### Recorded data
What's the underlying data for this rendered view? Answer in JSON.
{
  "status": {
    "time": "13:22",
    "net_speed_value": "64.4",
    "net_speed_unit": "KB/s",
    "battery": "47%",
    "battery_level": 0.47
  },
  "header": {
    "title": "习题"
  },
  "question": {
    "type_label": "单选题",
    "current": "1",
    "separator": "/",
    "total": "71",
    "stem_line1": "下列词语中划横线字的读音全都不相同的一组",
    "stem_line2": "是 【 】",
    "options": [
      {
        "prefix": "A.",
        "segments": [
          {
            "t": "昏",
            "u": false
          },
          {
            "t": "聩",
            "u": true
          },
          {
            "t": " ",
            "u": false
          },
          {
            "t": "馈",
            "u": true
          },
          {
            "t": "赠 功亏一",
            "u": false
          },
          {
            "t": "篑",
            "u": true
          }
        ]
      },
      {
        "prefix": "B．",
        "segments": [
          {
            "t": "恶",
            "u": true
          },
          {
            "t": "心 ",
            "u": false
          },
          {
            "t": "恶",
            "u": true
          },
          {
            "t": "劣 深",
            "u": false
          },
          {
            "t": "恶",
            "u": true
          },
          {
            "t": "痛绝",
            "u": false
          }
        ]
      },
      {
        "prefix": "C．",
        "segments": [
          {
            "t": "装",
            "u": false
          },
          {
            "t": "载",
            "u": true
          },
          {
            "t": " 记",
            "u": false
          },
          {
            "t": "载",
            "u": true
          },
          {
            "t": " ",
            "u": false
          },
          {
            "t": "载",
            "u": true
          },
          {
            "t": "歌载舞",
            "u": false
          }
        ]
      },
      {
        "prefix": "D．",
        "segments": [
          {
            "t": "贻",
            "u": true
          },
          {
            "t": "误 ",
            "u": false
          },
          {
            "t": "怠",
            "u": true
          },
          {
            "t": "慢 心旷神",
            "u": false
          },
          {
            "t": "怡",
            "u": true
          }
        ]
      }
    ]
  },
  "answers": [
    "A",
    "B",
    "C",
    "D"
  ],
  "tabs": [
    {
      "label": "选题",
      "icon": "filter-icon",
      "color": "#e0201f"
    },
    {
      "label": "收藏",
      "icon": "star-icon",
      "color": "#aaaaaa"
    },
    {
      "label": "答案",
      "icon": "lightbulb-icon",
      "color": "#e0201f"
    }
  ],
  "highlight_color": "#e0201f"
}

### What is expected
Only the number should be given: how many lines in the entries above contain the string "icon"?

### Solution to the exercise
3